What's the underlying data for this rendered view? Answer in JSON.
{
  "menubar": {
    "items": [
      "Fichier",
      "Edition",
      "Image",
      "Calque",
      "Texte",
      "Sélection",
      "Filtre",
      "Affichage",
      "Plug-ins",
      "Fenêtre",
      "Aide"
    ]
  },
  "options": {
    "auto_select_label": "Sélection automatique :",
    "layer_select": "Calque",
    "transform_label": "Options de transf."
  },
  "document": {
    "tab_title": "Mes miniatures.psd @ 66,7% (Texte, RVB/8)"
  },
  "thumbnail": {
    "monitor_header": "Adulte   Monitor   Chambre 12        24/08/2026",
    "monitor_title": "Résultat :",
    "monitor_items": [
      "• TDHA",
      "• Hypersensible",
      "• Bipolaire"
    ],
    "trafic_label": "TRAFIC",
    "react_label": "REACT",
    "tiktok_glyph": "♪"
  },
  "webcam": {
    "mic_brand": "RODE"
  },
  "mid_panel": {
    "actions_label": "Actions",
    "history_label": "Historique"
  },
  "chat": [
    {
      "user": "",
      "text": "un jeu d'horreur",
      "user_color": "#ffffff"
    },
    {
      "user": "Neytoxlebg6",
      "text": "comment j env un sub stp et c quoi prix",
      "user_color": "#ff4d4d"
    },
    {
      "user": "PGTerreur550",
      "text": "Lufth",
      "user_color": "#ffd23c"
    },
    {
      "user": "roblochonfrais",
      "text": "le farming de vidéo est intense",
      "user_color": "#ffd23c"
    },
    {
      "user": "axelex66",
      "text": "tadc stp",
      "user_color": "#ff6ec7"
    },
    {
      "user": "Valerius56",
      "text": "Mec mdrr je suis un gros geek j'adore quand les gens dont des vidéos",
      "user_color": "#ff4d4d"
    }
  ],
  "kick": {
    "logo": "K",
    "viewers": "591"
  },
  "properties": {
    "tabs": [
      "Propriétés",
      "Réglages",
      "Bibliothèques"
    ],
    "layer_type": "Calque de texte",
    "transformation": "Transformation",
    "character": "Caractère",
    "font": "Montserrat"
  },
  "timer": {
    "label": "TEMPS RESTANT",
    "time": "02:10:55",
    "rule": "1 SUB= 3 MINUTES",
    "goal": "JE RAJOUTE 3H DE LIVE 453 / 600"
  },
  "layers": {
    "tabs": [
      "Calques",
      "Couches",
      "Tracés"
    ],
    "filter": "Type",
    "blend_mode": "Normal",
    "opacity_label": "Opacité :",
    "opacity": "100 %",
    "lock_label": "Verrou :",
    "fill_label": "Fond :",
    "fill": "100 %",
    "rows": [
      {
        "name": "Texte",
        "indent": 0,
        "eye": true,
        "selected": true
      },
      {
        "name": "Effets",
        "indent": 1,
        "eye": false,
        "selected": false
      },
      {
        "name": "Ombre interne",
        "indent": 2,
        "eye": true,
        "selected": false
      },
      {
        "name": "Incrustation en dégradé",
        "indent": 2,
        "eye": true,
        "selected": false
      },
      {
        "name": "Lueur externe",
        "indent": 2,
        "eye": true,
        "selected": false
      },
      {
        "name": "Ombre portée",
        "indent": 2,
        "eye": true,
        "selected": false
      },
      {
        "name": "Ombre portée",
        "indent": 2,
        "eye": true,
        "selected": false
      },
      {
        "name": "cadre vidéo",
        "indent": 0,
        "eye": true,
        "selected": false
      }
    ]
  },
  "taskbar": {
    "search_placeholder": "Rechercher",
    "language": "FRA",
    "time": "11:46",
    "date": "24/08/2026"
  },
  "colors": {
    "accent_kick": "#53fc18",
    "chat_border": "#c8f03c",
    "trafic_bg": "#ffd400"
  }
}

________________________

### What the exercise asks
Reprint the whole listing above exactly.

### Answer area
What's the underlying data for this rendered view? Answer in JSON.
{
  "menubar": {
    "items": [
      "Fichier",
      "Edition",
      "Image",
      "Calque",
      "Texte",
      "Sélection",
      "Filtre",
      "Affichage",
      "Plug-ins",
      "Fenêtre",
      "Aide"
    ]
  },
  "options": {
    "auto_select_label": "Sélection automatique :",
    "layer_select": "Calque",
    "transform_label": "Options de transf."
  },
  "document": {
    "tab_title": "Mes miniatures.psd @ 66,7% (Texte, RVB/8)"
  },
  "thumbnail": {
    "monitor_header": "Adulte   Monitor   Chambre 12        24/08/2026",
    "monitor_title": "Résultat :",
    "monitor_items": [
      "• TDHA",
      "• Hypersensible",
      "• Bipolaire"
    ],
    "trafic_label": "TRAFIC",
    "react_label": "REACT",
    "tiktok_glyph": "♪"
  },
  "webcam": {
    "mic_brand": "RODE"
  },
  "mid_panel": {
    "actions_label": "Actions",
    "history_label": "Historique"
  },
  "chat": [
    {
      "user": "",
      "text": "un jeu d'horreur",
      "user_color": "#ffffff"
    },
    {
      "user": "Neytoxlebg6",
      "text": "comment j env un sub stp et c quoi prix",
      "user_color": "#ff4d4d"
    },
    {
      "user": "PGTerreur550",
      "text": "Lufth",
      "user_color": "#ffd23c"
    },
    {
      "user": "roblochonfrais",
      "text": "le farming de vidéo est intense",
      "user_color": "#ffd23c"
    },
    {
      "user": "axelex66",
      "text": "tadc stp",
      "user_color": "#ff6ec7"
    },
    {
      "user": "Valerius56",
      "text": "Mec mdrr je suis un gros geek j'adore quand les gens dont des vidéos",
      "user_color": "#ff4d4d"
    }
  ],
  "kick": {
    "logo": "K",
    "viewers": "591"
  },
  "properties": {
    "tabs": [
      "Propriétés",
      "Réglages",
      "Bibliothèques"
    ],
    "layer_type": "Calque de texte",
    "transformation": "Transformation",
    "character": "Caractère",
    "font": "Montserrat"
  },
  "timer": {
    "label": "TEMPS RESTANT",
    "time": "02:10:55",
    "rule": "1 SUB= 3 MINUTES",
    "goal": "JE RAJOUTE 3H DE LIVE 453 / 600"
  },
  "layers": {
    "tabs": [
      "Calques",
      "Couches",
      "Tracés"
    ],
    "filter": "Type",
    "blend_mode": "Normal",
    "opacity_label": "Opacité :",
    "opacity": "100 %",
    "lock_label": "Verrou :",
    "fill_label": "Fond :",
    "fill": "100 %",
    "rows": [
      {
        "name": "Texte",
        "indent": 0,
        "eye": true,
        "selected": true
      },
      {
        "name": "Effets",
        "indent": 1,
        "eye": false,
        "selected": false
      },
      {
        "name": "Ombre interne",
        "indent": 2,
        "eye": true,
        "selected": false
      },
      {
        "name": "Incrustation en dégradé",
        "indent": 2,
        "eye": true,
        "selected": false
      },
      {
        "name": "Lueur externe",
        "indent": 2,
        "eye": true,
        "selected": false
      },
      {
        "name": "Ombre portée",
        "indent": 2,
        "eye": true,
        "selected": false
      },
      {
        "name": "Ombre portée",
        "indent": 2,
        "eye": true,
        "selected": false
      },
      {
        "name": "cadre vidéo",
        "indent": 0,
        "eye": true,
        "selected": false
      }
    ]
  },
  "taskbar": {
    "search_placeholder": "Rechercher",
    "language": "FRA",
    "time": "11:46",
    "date": "24/08/2026"
  },
  "colors": {
    "accent_kick": "#53fc18",
    "chat_border": "#c8f03c",
    "trafic_bg": "#ffd400"
  }
}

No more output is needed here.